§ Try it
Write out the full set of records exactly. Any pictures in them do not belong in the copy.

§ Material for this task
════
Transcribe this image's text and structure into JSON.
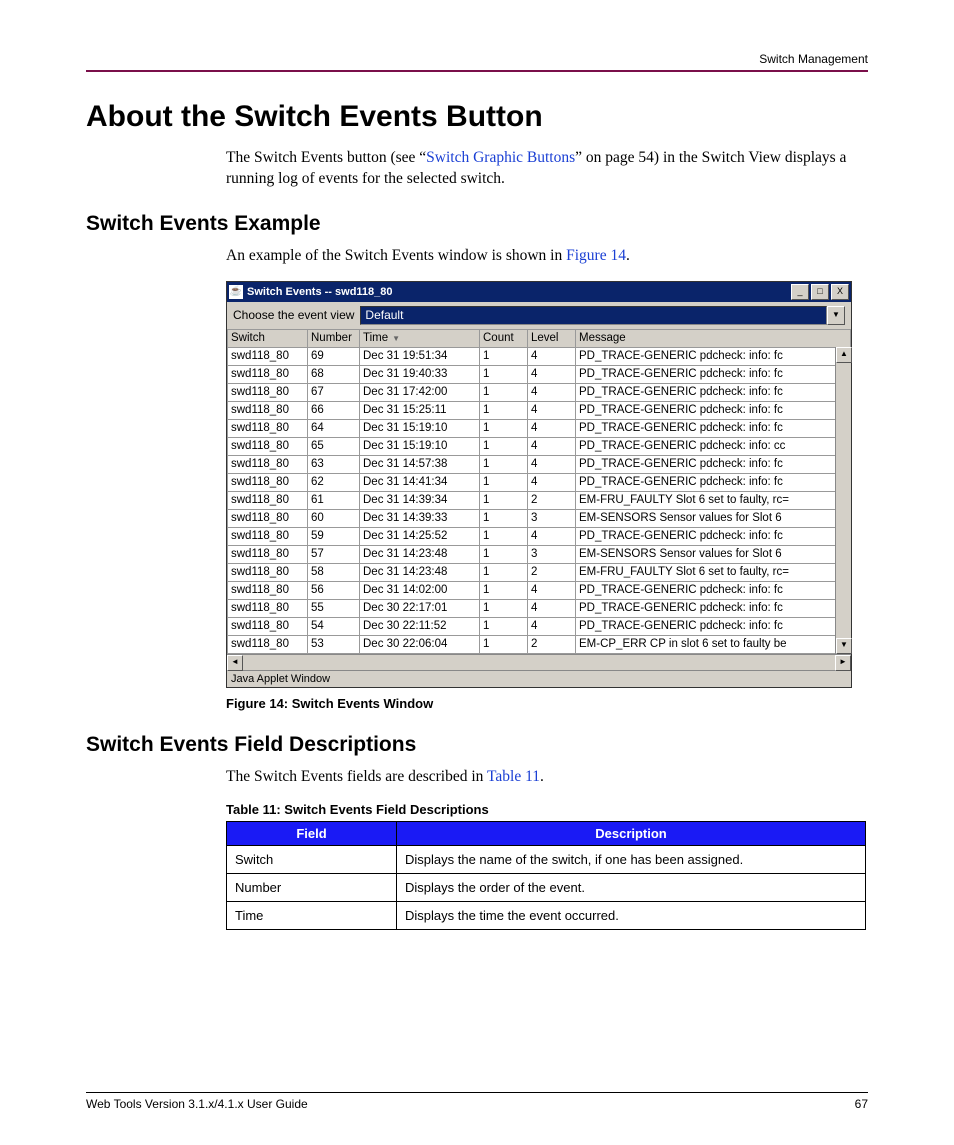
{
  "running_head": "Switch Management",
  "h1": "About the Switch Events Button",
  "intro_pre": "The Switch Events button (see “",
  "intro_link": "Switch Graphic Buttons",
  "intro_post": "” on page 54) in the Switch View displays a running log of events for the selected switch.",
  "h2_example": "Switch Events Example",
  "example_pre": "An example of the Switch Events window is shown in ",
  "example_link": "Figure 14",
  "example_post": ".",
  "window": {
    "title": "Switch Events -- swd118_80",
    "chooser_label": "Choose the event view",
    "chooser_value": "Default",
    "cols": {
      "switch_w": "80",
      "number_w": "52",
      "time_w": "120",
      "count_w": "48",
      "level_w": "48",
      "message_w": "auto"
    },
    "headers": [
      "Switch",
      "Number",
      "Time",
      "Count",
      "Level",
      "Message"
    ],
    "sort_arrow": "▼",
    "rows": [
      {
        "s": "swd118_80",
        "n": "69",
        "t": "Dec 31 19:51:34",
        "c": "1",
        "l": "4",
        "m": "PD_TRACE-GENERIC   pdcheck: info: fc"
      },
      {
        "s": "swd118_80",
        "n": "68",
        "t": "Dec 31 19:40:33",
        "c": "1",
        "l": "4",
        "m": "PD_TRACE-GENERIC   pdcheck: info: fc"
      },
      {
        "s": "swd118_80",
        "n": "67",
        "t": "Dec 31 17:42:00",
        "c": "1",
        "l": "4",
        "m": "PD_TRACE-GENERIC   pdcheck: info: fc"
      },
      {
        "s": "swd118_80",
        "n": "66",
        "t": "Dec 31 15:25:11",
        "c": "1",
        "l": "4",
        "m": "PD_TRACE-GENERIC   pdcheck: info: fc"
      },
      {
        "s": "swd118_80",
        "n": "64",
        "t": "Dec 31 15:19:10",
        "c": "1",
        "l": "4",
        "m": "PD_TRACE-GENERIC   pdcheck: info: fc"
      },
      {
        "s": "swd118_80",
        "n": "65",
        "t": "Dec 31 15:19:10",
        "c": "1",
        "l": "4",
        "m": "PD_TRACE-GENERIC   pdcheck: info: cc"
      },
      {
        "s": "swd118_80",
        "n": "63",
        "t": "Dec 31 14:57:38",
        "c": "1",
        "l": "4",
        "m": "PD_TRACE-GENERIC   pdcheck: info: fc"
      },
      {
        "s": "swd118_80",
        "n": "62",
        "t": "Dec 31 14:41:34",
        "c": "1",
        "l": "4",
        "m": "PD_TRACE-GENERIC   pdcheck: info: fc"
      },
      {
        "s": "swd118_80",
        "n": "61",
        "t": "Dec 31 14:39:34",
        "c": "1",
        "l": "2",
        "m": "EM-FRU_FAULTY Slot 6 set to faulty, rc="
      },
      {
        "s": "swd118_80",
        "n": "60",
        "t": "Dec 31 14:39:33",
        "c": "1",
        "l": "3",
        "m": "EM-SENSORS Sensor values for Slot 6"
      },
      {
        "s": "swd118_80",
        "n": "59",
        "t": "Dec 31 14:25:52",
        "c": "1",
        "l": "4",
        "m": "PD_TRACE-GENERIC   pdcheck: info: fc"
      },
      {
        "s": "swd118_80",
        "n": "57",
        "t": "Dec 31 14:23:48",
        "c": "1",
        "l": "3",
        "m": "EM-SENSORS Sensor values for Slot 6"
      },
      {
        "s": "swd118_80",
        "n": "58",
        "t": "Dec 31 14:23:48",
        "c": "1",
        "l": "2",
        "m": "EM-FRU_FAULTY Slot 6 set to faulty, rc="
      },
      {
        "s": "swd118_80",
        "n": "56",
        "t": "Dec 31 14:02:00",
        "c": "1",
        "l": "4",
        "m": "PD_TRACE-GENERIC   pdcheck: info: fc"
      },
      {
        "s": "swd118_80",
        "n": "55",
        "t": "Dec 30 22:17:01",
        "c": "1",
        "l": "4",
        "m": "PD_TRACE-GENERIC   pdcheck: info: fc"
      },
      {
        "s": "swd118_80",
        "n": "54",
        "t": "Dec 30 22:11:52",
        "c": "1",
        "l": "4",
        "m": "PD_TRACE-GENERIC   pdcheck: info: fc"
      },
      {
        "s": "swd118_80",
        "n": "53",
        "t": "Dec 30 22:06:04",
        "c": "1",
        "l": "2",
        "m": "EM-CP_ERR CP in slot 6 set to faulty be"
      }
    ],
    "status": "Java Applet Window"
  },
  "fig_caption": "Figure 14:  Switch Events Window",
  "h2_fields": "Switch Events Field Descriptions",
  "fields_pre": "The Switch Events fields are described in ",
  "fields_link": "Table 11",
  "fields_post": ".",
  "tbl_caption": "Table 11:  Switch Events Field Descriptions",
  "fdesc": {
    "headers": [
      "Field",
      "Description"
    ],
    "rows": [
      {
        "f": "Switch",
        "d": "Displays the name of the switch, if one has been assigned."
      },
      {
        "f": "Number",
        "d": "Displays the order of the event."
      },
      {
        "f": "Time",
        "d": "Displays the time the event occurred."
      }
    ]
  },
  "footer_left": "Web Tools Version 3.1.x/4.1.x User Guide",
  "footer_right": "67"
}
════
§ Response to this exercise
Transcribe this image's text and structure into JSON.
{
  "running_head": "Switch Management",
  "h1": "About the Switch Events Button",
  "intro_pre": "The Switch Events button (see “",
  "intro_link": "Switch Graphic Buttons",
  "intro_post": "” on page 54) in the Switch View displays a running log of events for the selected switch.",
  "h2_example": "Switch Events Example",
  "example_pre": "An example of the Switch Events window is shown in ",
  "example_link": "Figure 14",
  "example_post": ".",
  "window": {
    "title": "Switch Events -- swd118_80",
    "chooser_label": "Choose the event view",
    "chooser_value": "Default",
    "cols": {
      "switch_w": "80",
      "number_w": "52",
      "time_w": "120",
      "count_w": "48",
      "level_w": "48",
      "message_w": "auto"
    },
    "headers": [
      "Switch",
      "Number",
      "Time",
      "Count",
      "Level",
      "Message"
    ],
    "sort_arrow": "▼",
    "rows": [
      {
        "s": "swd118_80",
        "n": "69",
        "t": "Dec 31 19:51:34",
        "c": "1",
        "l": "4",
        "m": "PD_TRACE-GENERIC   pdcheck: info: fc"
      },
      {
        "s": "swd118_80",
        "n": "68",
        "t": "Dec 31 19:40:33",
        "c": "1",
        "l": "4",
        "m": "PD_TRACE-GENERIC   pdcheck: info: fc"
      },
      {
        "s": "swd118_80",
        "n": "67",
        "t": "Dec 31 17:42:00",
        "c": "1",
        "l": "4",
        "m": "PD_TRACE-GENERIC   pdcheck: info: fc"
      },
      {
        "s": "swd118_80",
        "n": "66",
        "t": "Dec 31 15:25:11",
        "c": "1",
        "l": "4",
        "m": "PD_TRACE-GENERIC   pdcheck: info: fc"
      },
      {
        "s": "swd118_80",
        "n": "64",
        "t": "Dec 31 15:19:10",
        "c": "1",
        "l": "4",
        "m": "PD_TRACE-GENERIC   pdcheck: info: fc"
      },
      {
        "s": "swd118_80",
        "n": "65",
        "t": "Dec 31 15:19:10",
        "c": "1",
        "l": "4",
        "m": "PD_TRACE-GENERIC   pdcheck: info: cc"
      },
      {
        "s": "swd118_80",
        "n": "63",
        "t": "Dec 31 14:57:38",
        "c": "1",
        "l": "4",
        "m": "PD_TRACE-GENERIC   pdcheck: info: fc"
      },
      {
        "s": "swd118_80",
        "n": "62",
        "t": "Dec 31 14:41:34",
        "c": "1",
        "l": "4",
        "m": "PD_TRACE-GENERIC   pdcheck: info: fc"
      },
      {
        "s": "swd118_80",
        "n": "61",
        "t": "Dec 31 14:39:34",
        "c": "1",
        "l": "2",
        "m": "EM-FRU_FAULTY Slot 6 set to faulty, rc="
      },
      {
        "s": "swd118_80",
        "n": "60",
        "t": "Dec 31 14:39:33",
        "c": "1",
        "l": "3",
        "m": "EM-SENSORS Sensor values for Slot 6"
      },
      {
        "s": "swd118_80",
        "n": "59",
        "t": "Dec 31 14:25:52",
        "c": "1",
        "l": "4",
        "m": "PD_TRACE-GENERIC   pdcheck: info: fc"
      },
      {
        "s": "swd118_80",
        "n": "57",
        "t": "Dec 31 14:23:48",
        "c": "1",
        "l": "3",
        "m": "EM-SENSORS Sensor values for Slot 6"
      },
      {
        "s": "swd118_80",
        "n": "58",
        "t": "Dec 31 14:23:48",
        "c": "1",
        "l": "2",
        "m": "EM-FRU_FAULTY Slot 6 set to faulty, rc="
      },
      {
        "s": "swd118_80",
        "n": "56",
        "t": "Dec 31 14:02:00",
        "c": "1",
        "l": "4",
        "m": "PD_TRACE-GENERIC   pdcheck: info: fc"
      },
      {
        "s": "swd118_80",
        "n": "55",
        "t": "Dec 30 22:17:01",
        "c": "1",
        "l": "4",
        "m": "PD_TRACE-GENERIC   pdcheck: info: fc"
      },
      {
        "s": "swd118_80",
        "n": "54",
        "t": "Dec 30 22:11:52",
        "c": "1",
        "l": "4",
        "m": "PD_TRACE-GENERIC   pdcheck: info: fc"
      },
      {
        "s": "swd118_80",
        "n": "53",
        "t": "Dec 30 22:06:04",
        "c": "1",
        "l": "2",
        "m": "EM-CP_ERR CP in slot 6 set to faulty be"
      }
    ],
    "status": "Java Applet Window"
  },
  "fig_caption": "Figure 14:  Switch Events Window",
  "h2_fields": "Switch Events Field Descriptions",
  "fields_pre": "The Switch Events fields are described in ",
  "fields_link": "Table 11",
  "fields_post": ".",
  "tbl_caption": "Table 11:  Switch Events Field Descriptions",
  "fdesc": {
    "headers": [
      "Field",
      "Description"
    ],
    "rows": [
      {
        "f": "Switch",
        "d": "Displays the name of the switch, if one has been assigned."
      },
      {
        "f": "Number",
        "d": "Displays the order of the event."
      },
      {
        "f": "Time",
        "d": "Displays the time the event occurred."
      }
    ]
  },
  "footer_left": "Web Tools Version 3.1.x/4.1.x User Guide",
  "footer_right": "67"
}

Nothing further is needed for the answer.